Sports teams shaking their fans down for money is nothing new. U.S. Soccer passed the hat last week by introducing something called the "U.S. Soccer Supporters Club." Basically it allows the USSF to hit up their most loyal fans for $50 a piece in exchange for some trinkets and dibs on tickets to the 2010 World Cup.
Fan clubs such as these are the latest trend among sports organizations searching for ways to coax money from the general public. Earlier this year I was offered membership in The Cubs Club. The two levels of elite membership, costing $129 and $249, offered me the right to buy Chicago Cubs tickets before they went on sale to the general public.
Four years ago when my brother and I applied for U.S. tickets to the 2006 World Cup through the USSF, I was pleasantly surprised at our success.
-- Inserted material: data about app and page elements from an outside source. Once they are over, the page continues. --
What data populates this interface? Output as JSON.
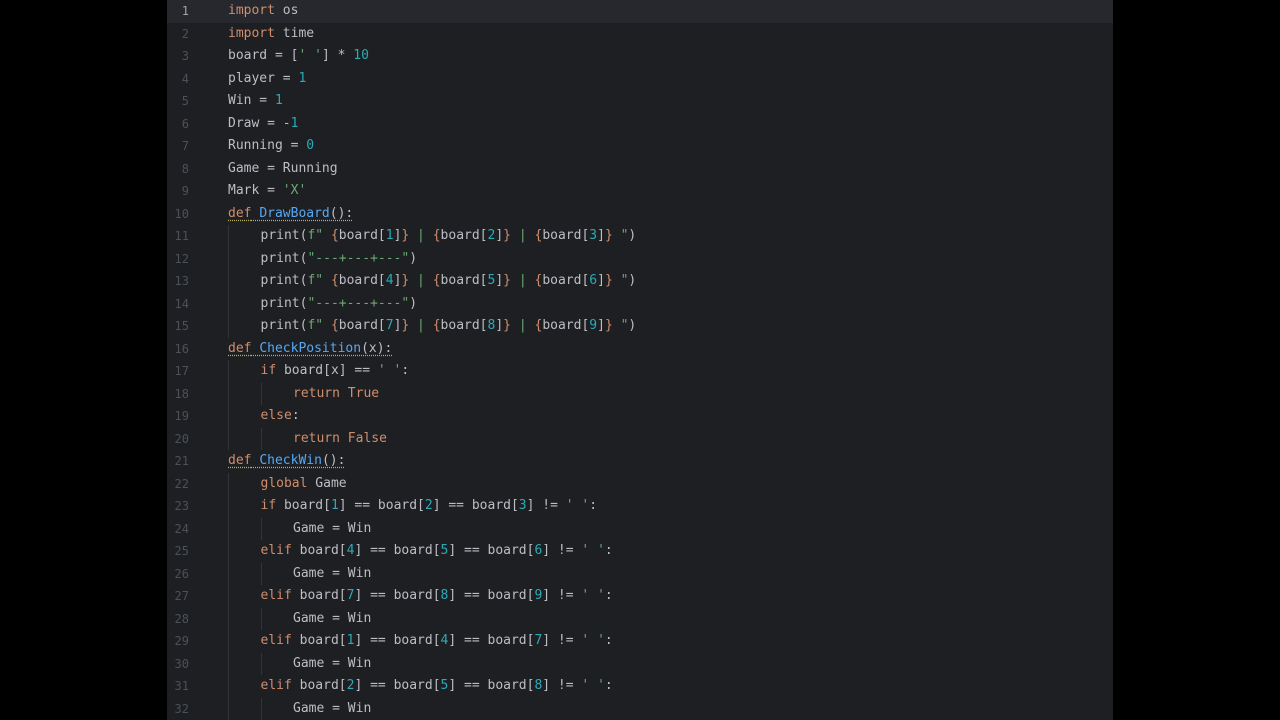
{
  "editor": {
    "current_line": 1,
    "colors": {
      "background": "#1e1f22",
      "keyword": "#cf8e6d",
      "number": "#2aacb8",
      "string": "#6aab73",
      "function": "#56a8f5",
      "text": "#bcbec4"
    },
    "lines": [
      {
        "n": "1",
        "indent": 0,
        "tokens": [
          {
            "t": "import",
            "c": "kw"
          },
          {
            "t": " os"
          }
        ]
      },
      {
        "n": "2",
        "indent": 0,
        "tokens": [
          {
            "t": "import",
            "c": "kw"
          },
          {
            "t": " time"
          }
        ]
      },
      {
        "n": "3",
        "indent": 0,
        "tokens": [
          {
            "t": "board = ["
          },
          {
            "t": "' '",
            "c": "str"
          },
          {
            "t": "] * "
          },
          {
            "t": "10",
            "c": "num"
          }
        ]
      },
      {
        "n": "4",
        "indent": 0,
        "tokens": [
          {
            "t": "player = "
          },
          {
            "t": "1",
            "c": "num"
          }
        ]
      },
      {
        "n": "5",
        "indent": 0,
        "tokens": [
          {
            "t": "Win = "
          },
          {
            "t": "1",
            "c": "num"
          }
        ]
      },
      {
        "n": "6",
        "indent": 0,
        "tokens": [
          {
            "t": "Draw = -"
          },
          {
            "t": "1",
            "c": "num"
          }
        ]
      },
      {
        "n": "7",
        "indent": 0,
        "tokens": [
          {
            "t": "Running = "
          },
          {
            "t": "0",
            "c": "num"
          }
        ]
      },
      {
        "n": "8",
        "indent": 0,
        "tokens": [
          {
            "t": "Game = Running"
          }
        ]
      },
      {
        "n": "9",
        "indent": 0,
        "tokens": [
          {
            "t": "Mark = "
          },
          {
            "t": "'X'",
            "c": "str"
          }
        ]
      },
      {
        "n": "10",
        "indent": 0,
        "tokens": [
          {
            "t": "def",
            "c": "kw warn"
          },
          {
            "t": " ",
            "c": "warn"
          },
          {
            "t": "DrawBoard",
            "c": "fn warn"
          },
          {
            "t": "():",
            "c": "warn"
          }
        ]
      },
      {
        "n": "11",
        "indent": 1,
        "tokens": [
          {
            "t": "print("
          },
          {
            "t": "f\" ",
            "c": "str"
          },
          {
            "t": "{",
            "c": "brace"
          },
          {
            "t": "board["
          },
          {
            "t": "1",
            "c": "num"
          },
          {
            "t": "]"
          },
          {
            "t": "}",
            "c": "brace"
          },
          {
            "t": " | ",
            "c": "str"
          },
          {
            "t": "{",
            "c": "brace"
          },
          {
            "t": "board["
          },
          {
            "t": "2",
            "c": "num"
          },
          {
            "t": "]"
          },
          {
            "t": "}",
            "c": "brace"
          },
          {
            "t": " | ",
            "c": "str"
          },
          {
            "t": "{",
            "c": "brace"
          },
          {
            "t": "board["
          },
          {
            "t": "3",
            "c": "num"
          },
          {
            "t": "]"
          },
          {
            "t": "}",
            "c": "brace"
          },
          {
            "t": " \"",
            "c": "str"
          },
          {
            "t": ")"
          }
        ]
      },
      {
        "n": "12",
        "indent": 1,
        "tokens": [
          {
            "t": "print("
          },
          {
            "t": "\"---+---+---\"",
            "c": "str"
          },
          {
            "t": ")"
          }
        ]
      },
      {
        "n": "13",
        "indent": 1,
        "tokens": [
          {
            "t": "print("
          },
          {
            "t": "f\" ",
            "c": "str"
          },
          {
            "t": "{",
            "c": "brace"
          },
          {
            "t": "board["
          },
          {
            "t": "4",
            "c": "num"
          },
          {
            "t": "]"
          },
          {
            "t": "}",
            "c": "brace"
          },
          {
            "t": " | ",
            "c": "str"
          },
          {
            "t": "{",
            "c": "brace"
          },
          {
            "t": "board["
          },
          {
            "t": "5",
            "c": "num"
          },
          {
            "t": "]"
          },
          {
            "t": "}",
            "c": "brace"
          },
          {
            "t": " | ",
            "c": "str"
          },
          {
            "t": "{",
            "c": "brace"
          },
          {
            "t": "board["
          },
          {
            "t": "6",
            "c": "num"
          },
          {
            "t": "]"
          },
          {
            "t": "}",
            "c": "brace"
          },
          {
            "t": " \"",
            "c": "str"
          },
          {
            "t": ")"
          }
        ]
      },
      {
        "n": "14",
        "indent": 1,
        "tokens": [
          {
            "t": "print("
          },
          {
            "t": "\"---+---+---\"",
            "c": "str"
          },
          {
            "t": ")"
          }
        ]
      },
      {
        "n": "15",
        "indent": 1,
        "tokens": [
          {
            "t": "print("
          },
          {
            "t": "f\" ",
            "c": "str"
          },
          {
            "t": "{",
            "c": "brace"
          },
          {
            "t": "board["
          },
          {
            "t": "7",
            "c": "num"
          },
          {
            "t": "]"
          },
          {
            "t": "}",
            "c": "brace"
          },
          {
            "t": " | ",
            "c": "str"
          },
          {
            "t": "{",
            "c": "brace"
          },
          {
            "t": "board["
          },
          {
            "t": "8",
            "c": "num"
          },
          {
            "t": "]"
          },
          {
            "t": "}",
            "c": "brace"
          },
          {
            "t": " | ",
            "c": "str"
          },
          {
            "t": "{",
            "c": "brace"
          },
          {
            "t": "board["
          },
          {
            "t": "9",
            "c": "num"
          },
          {
            "t": "]"
          },
          {
            "t": "}",
            "c": "brace"
          },
          {
            "t": " \"",
            "c": "str"
          },
          {
            "t": ")"
          }
        ]
      },
      {
        "n": "16",
        "indent": 0,
        "tokens": [
          {
            "t": "def",
            "c": "kw warn"
          },
          {
            "t": " ",
            "c": "warn"
          },
          {
            "t": "CheckPosition",
            "c": "fn warn"
          },
          {
            "t": "(x):",
            "c": "warn"
          }
        ]
      },
      {
        "n": "17",
        "indent": 1,
        "tokens": [
          {
            "t": "if",
            "c": "kw"
          },
          {
            "t": " board[x] == "
          },
          {
            "t": "' '",
            "c": "str"
          },
          {
            "t": ":"
          }
        ]
      },
      {
        "n": "18",
        "indent": 2,
        "tokens": [
          {
            "t": "return",
            "c": "kw"
          },
          {
            "t": " "
          },
          {
            "t": "True",
            "c": "kw"
          }
        ]
      },
      {
        "n": "19",
        "indent": 1,
        "tokens": [
          {
            "t": "else",
            "c": "kw"
          },
          {
            "t": ":"
          }
        ]
      },
      {
        "n": "20",
        "indent": 2,
        "tokens": [
          {
            "t": "return",
            "c": "kw"
          },
          {
            "t": " "
          },
          {
            "t": "False",
            "c": "kw"
          }
        ]
      },
      {
        "n": "21",
        "indent": 0,
        "tokens": [
          {
            "t": "def",
            "c": "kw warn"
          },
          {
            "t": " ",
            "c": "warn"
          },
          {
            "t": "CheckWin",
            "c": "fn warn"
          },
          {
            "t": "():",
            "c": "warn"
          }
        ]
      },
      {
        "n": "22",
        "indent": 1,
        "tokens": [
          {
            "t": "global",
            "c": "kw"
          },
          {
            "t": " Game"
          }
        ]
      },
      {
        "n": "23",
        "indent": 1,
        "tokens": [
          {
            "t": "if",
            "c": "kw"
          },
          {
            "t": " board["
          },
          {
            "t": "1",
            "c": "num"
          },
          {
            "t": "] == board["
          },
          {
            "t": "2",
            "c": "num"
          },
          {
            "t": "] == board["
          },
          {
            "t": "3",
            "c": "num"
          },
          {
            "t": "] != "
          },
          {
            "t": "' '",
            "c": "str"
          },
          {
            "t": ":"
          }
        ]
      },
      {
        "n": "24",
        "indent": 2,
        "tokens": [
          {
            "t": "Game = Win"
          }
        ]
      },
      {
        "n": "25",
        "indent": 1,
        "tokens": [
          {
            "t": "elif",
            "c": "kw"
          },
          {
            "t": " board["
          },
          {
            "t": "4",
            "c": "num"
          },
          {
            "t": "] == board["
          },
          {
            "t": "5",
            "c": "num"
          },
          {
            "t": "] == board["
          },
          {
            "t": "6",
            "c": "num"
          },
          {
            "t": "] != "
          },
          {
            "t": "' '",
            "c": "str"
          },
          {
            "t": ":"
          }
        ]
      },
      {
        "n": "26",
        "indent": 2,
        "tokens": [
          {
            "t": "Game = Win"
          }
        ]
      },
      {
        "n": "27",
        "indent": 1,
        "tokens": [
          {
            "t": "elif",
            "c": "kw"
          },
          {
            "t": " board["
          },
          {
            "t": "7",
            "c": "num"
          },
          {
            "t": "] == board["
          },
          {
            "t": "8",
            "c": "num"
          },
          {
            "t": "] == board["
          },
          {
            "t": "9",
            "c": "num"
          },
          {
            "t": "] != "
          },
          {
            "t": "' '",
            "c": "str"
          },
          {
            "t": ":"
          }
        ]
      },
      {
        "n": "28",
        "indent": 2,
        "tokens": [
          {
            "t": "Game = Win"
          }
        ]
      },
      {
        "n": "29",
        "indent": 1,
        "tokens": [
          {
            "t": "elif",
            "c": "kw"
          },
          {
            "t": " board["
          },
          {
            "t": "1",
            "c": "num"
          },
          {
            "t": "] == board["
          },
          {
            "t": "4",
            "c": "num"
          },
          {
            "t": "] == board["
          },
          {
            "t": "7",
            "c": "num"
          },
          {
            "t": "] != "
          },
          {
            "t": "' '",
            "c": "str"
          },
          {
            "t": ":"
          }
        ]
      },
      {
        "n": "30",
        "indent": 2,
        "tokens": [
          {
            "t": "Game = Win"
          }
        ]
      },
      {
        "n": "31",
        "indent": 1,
        "tokens": [
          {
            "t": "elif",
            "c": "kw"
          },
          {
            "t": " board["
          },
          {
            "t": "2",
            "c": "num"
          },
          {
            "t": "] == board["
          },
          {
            "t": "5",
            "c": "num"
          },
          {
            "t": "] == board["
          },
          {
            "t": "8",
            "c": "num"
          },
          {
            "t": "] != "
          },
          {
            "t": "' '",
            "c": "str"
          },
          {
            "t": ":"
          }
        ]
      },
      {
        "n": "32",
        "indent": 2,
        "tokens": [
          {
            "t": "Game = Win"
          }
        ]
      }
    ]
  }
}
Fans we ran into from England were shocked that we could get tickets through the Federation. This time around, that level of access will cost $50. That's a small price to pay for the thrill of securing World Cup tickets, but the membership fee is still unnecessary.
One motivator for the policy is undoubtedly the demand for World Cup tickets among U.S. residents. Notice I said "residents" and not "fans." The U.S. will receive 69,000 tickets from the initial FIFA sale. The majority of those tickets are headed not to soccer fans, but to ticket brokers. So if that crowd is forced to fork over an extra $50, fine by me.
I will say this about U.S. Soccer: their decision to hold the US-Mexico World Cup qualifier in Columbus every four years is one of the few decisions in sports not motivated by dollar signs. The game could easily attract 90,000-plus in the Rose Bowl, but the stadium would be two-thirds Mexican fans. Instead, U.S. Soccer settles for a smaller crowd (and thus a much smaller take at the gate) in order to give the team a home field advantage. So if the Supporters Club helps the USSF make up that lost revenue, I can live with the policy.